Last month was the final critique of the live project we have been working on with the Central Saint Martins 2nd Year Woven and Printed Textiles students. After 3 months of hard work on the hand looms, the students blew us away with their presentations of jacketing fabrics, tie silk designs and man bag textile designs.
I invited the British silk weaving manufacturer Vanners to accompany Stacey and I on the judging panel to offer their technical feedback to the students. They were so impressed with the high level of professionalism that they joined us in offering some prizes to the top students.
It was a very tough decision: the competition this year was fierce and after much debate we finally selected 6 students to be commended on their outstanding work. Vanners awarded two prizes for students who showed outstanding design and technical ability in the area of ties. Yusaku Asai and Nancy Thomson are each having one of their designs woven in the highest quality silk by Vanners’ team, which will then be made up into a tie.
Yusaku took inspiration from his photography of architecture and nature.

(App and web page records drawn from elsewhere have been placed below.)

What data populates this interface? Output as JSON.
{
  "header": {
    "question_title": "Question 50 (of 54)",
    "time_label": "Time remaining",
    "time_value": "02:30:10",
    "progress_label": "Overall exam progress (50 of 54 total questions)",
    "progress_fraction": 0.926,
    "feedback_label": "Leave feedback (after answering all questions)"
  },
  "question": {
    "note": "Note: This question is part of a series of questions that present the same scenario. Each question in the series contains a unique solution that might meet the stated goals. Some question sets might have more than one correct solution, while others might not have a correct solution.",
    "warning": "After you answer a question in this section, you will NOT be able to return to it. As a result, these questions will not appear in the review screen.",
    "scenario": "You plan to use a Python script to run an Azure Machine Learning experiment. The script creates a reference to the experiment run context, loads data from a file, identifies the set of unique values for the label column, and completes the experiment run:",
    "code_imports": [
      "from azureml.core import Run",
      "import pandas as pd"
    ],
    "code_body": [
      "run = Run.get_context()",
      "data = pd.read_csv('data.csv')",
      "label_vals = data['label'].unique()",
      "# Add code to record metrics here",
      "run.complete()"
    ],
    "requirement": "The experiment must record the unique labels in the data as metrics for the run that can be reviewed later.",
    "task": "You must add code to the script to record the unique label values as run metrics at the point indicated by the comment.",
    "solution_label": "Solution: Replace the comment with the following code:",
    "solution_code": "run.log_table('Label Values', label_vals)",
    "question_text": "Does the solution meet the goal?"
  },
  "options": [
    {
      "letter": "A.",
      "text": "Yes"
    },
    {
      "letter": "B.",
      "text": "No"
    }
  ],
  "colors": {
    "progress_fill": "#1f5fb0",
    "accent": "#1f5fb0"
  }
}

His ideas were conceptual and his use of colour very sophisticated, not to mention his very neat handloom weaving! His combination of an extra weft blue stripe jacketing teamed with a check tie was very optical yet wearable. Both the 'proper' and cheeky sides of Prince Harry’s personality inspired Nancy’s designs with a stunning colour palette taken from Windsor Park. Her designs were exciting yet very commercial which is obviously important in this industry!
Our Head Designer Stacey selected 3 students to join us for internships during the year. She selected the students based on their overall presentation skills and concept development. The lucky trio who will join the TE team are Eugene McQuillan, Lucie Beauvert and Lok Ting Pau (also known as Carol).
Eugene’s story of “irregular distinction” was based on geology and an eccentric friend’s wardrobe. His use of bouclé and satin touched on retro in a modern way as did his combination of blue and orange shades. Eugene’s fabulous sketches of his fabric illustrated in the final products he envisaged them becoming were well thought-out.
French student Lucie’s concept was “The Amalgam of Elegance”. Inspired by an imaginary man, Lucie created a pop-out style book where pages could be flicked through to show different combinations of textiles and garments together. Her artistic presentation and directional fabric designs really stood out. Many of her woven designs looked like knits which is very on trend (we saw a lot of this emerging at Milano Unico for Spring/Summer 2011). Some of Lucie’s mohairs even looked like denims! I am very interested in the idea of mixing unexpected fibre contents together at the moment as well as fibres giving the appearance of being something else. I think it is an area which will really grow over the next few seasons.
Carol looked at jockeys and horse racing to inspire her for this project. Her beautiful photographs of the sport really painted a lovely picture and her colourful presentation stood out. Her profile customer was Jeff Bridges (since he acted in Sea Biscuit) and she cleverly based her designs around things which would fit in well with his wardrobe. Her fun and vibrant colour theme had a retro take. Carol really thought about the finish and the weight of her fabric designs, which is also important commercially.
Last but not least, the overall winner I selected for top prize was...(drum roll)... Karen McClorry. Karen really wowed us with her extensively researched presentation based around her ideal customer Wes Anderson. Inspired by bird wings (she had collected taxidermy bird wings with fabulous hidden colours kept in clear Perspex boxes), she looked at both the changeant iridescent nature of feathers for ties as well as the highly textured surface of the feather for her jacketing fabrics. Karen will undertake on an extended intership with us here at Timothy Everest as well as having one of her tie designs woven by Vanners.
We have really enjoyed collaborating yet again with subject leader Philippa Brock, on the live project with the students. It’s promising to know that the future of British Woven Textiles is in the hands of these young talented individuals! Watch this space for an update on the students’ ties Vanners will be making…
Email Tim: firstname.lastname@example.org